*Work required*:
From the data below, return all lines holding the string "text".

*Records for the task*:
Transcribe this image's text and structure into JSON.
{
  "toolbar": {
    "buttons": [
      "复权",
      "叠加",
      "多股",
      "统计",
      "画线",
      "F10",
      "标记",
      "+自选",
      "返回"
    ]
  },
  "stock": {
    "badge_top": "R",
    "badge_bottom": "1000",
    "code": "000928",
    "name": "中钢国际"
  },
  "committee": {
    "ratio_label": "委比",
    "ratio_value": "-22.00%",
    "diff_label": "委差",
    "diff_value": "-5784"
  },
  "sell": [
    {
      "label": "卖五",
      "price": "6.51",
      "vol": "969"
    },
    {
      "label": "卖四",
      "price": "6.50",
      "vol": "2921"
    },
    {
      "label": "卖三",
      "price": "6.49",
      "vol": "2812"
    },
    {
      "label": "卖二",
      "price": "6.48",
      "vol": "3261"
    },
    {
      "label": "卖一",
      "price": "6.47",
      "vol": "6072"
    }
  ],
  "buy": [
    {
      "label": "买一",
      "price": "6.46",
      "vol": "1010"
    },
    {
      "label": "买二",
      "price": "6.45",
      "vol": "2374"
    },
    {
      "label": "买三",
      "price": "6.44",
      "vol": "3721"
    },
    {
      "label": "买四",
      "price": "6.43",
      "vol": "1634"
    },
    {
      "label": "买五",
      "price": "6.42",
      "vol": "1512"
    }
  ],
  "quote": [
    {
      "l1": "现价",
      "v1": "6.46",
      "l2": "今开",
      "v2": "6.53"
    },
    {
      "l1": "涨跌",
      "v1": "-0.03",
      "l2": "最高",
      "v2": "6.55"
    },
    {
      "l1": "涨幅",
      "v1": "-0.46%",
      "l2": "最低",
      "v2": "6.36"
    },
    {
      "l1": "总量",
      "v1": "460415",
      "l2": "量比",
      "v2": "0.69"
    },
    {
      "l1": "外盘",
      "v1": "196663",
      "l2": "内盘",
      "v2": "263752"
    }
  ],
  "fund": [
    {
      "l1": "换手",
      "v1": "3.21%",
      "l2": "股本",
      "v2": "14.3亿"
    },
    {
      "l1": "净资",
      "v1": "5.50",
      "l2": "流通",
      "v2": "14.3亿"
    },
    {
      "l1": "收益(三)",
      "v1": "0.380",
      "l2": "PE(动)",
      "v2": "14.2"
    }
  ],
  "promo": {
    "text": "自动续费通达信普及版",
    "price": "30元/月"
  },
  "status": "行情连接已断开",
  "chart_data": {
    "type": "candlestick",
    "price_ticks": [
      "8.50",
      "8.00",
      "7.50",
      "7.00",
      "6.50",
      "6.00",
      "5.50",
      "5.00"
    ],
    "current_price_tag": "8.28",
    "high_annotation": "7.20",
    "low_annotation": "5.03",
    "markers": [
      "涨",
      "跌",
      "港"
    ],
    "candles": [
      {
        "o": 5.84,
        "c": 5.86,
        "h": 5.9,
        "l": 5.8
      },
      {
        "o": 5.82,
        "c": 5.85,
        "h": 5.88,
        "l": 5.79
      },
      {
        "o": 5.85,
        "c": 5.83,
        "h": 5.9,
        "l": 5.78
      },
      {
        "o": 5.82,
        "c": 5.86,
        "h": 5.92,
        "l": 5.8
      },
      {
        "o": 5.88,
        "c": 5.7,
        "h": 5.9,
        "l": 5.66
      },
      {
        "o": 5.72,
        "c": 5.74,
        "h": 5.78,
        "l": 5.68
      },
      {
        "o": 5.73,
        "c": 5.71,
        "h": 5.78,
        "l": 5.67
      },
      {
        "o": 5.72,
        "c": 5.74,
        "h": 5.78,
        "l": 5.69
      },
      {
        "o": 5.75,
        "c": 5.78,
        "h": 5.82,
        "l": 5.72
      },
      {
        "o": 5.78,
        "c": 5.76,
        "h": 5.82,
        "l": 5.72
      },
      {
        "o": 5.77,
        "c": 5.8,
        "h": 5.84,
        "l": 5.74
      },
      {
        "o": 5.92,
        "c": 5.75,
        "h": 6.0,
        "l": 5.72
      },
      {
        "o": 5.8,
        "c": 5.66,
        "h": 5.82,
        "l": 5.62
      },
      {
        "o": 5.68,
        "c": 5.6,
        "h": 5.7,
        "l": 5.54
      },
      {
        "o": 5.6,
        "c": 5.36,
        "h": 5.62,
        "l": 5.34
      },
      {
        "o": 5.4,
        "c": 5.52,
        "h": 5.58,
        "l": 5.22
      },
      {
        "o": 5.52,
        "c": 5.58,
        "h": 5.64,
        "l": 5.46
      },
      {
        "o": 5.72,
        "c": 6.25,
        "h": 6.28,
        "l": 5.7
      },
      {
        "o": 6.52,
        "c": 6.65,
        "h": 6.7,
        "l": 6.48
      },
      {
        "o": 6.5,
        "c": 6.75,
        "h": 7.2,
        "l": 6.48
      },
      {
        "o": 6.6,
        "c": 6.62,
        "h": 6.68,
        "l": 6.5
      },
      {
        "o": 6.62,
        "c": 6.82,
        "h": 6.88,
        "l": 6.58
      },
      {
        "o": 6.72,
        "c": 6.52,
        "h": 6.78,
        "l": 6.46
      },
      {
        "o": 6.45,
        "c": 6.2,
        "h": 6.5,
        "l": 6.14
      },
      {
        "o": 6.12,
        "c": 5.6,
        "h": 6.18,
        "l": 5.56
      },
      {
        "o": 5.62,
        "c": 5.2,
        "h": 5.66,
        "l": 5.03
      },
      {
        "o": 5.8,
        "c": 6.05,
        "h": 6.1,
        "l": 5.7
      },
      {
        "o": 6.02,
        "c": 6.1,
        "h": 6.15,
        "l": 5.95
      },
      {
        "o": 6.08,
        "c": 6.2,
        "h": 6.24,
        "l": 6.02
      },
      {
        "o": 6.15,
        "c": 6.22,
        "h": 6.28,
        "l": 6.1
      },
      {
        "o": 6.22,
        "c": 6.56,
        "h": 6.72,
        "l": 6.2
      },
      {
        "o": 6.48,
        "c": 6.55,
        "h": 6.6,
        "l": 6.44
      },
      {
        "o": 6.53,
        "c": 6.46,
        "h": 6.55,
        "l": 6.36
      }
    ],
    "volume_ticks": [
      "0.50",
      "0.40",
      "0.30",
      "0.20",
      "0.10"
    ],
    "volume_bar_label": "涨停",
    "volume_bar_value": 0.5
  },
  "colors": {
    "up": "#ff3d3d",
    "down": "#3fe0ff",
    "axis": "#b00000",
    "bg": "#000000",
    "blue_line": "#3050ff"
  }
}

*Expected output*:
Transcribe this image's text and structure into JSON.
    "text": "自动续费通达信普及版",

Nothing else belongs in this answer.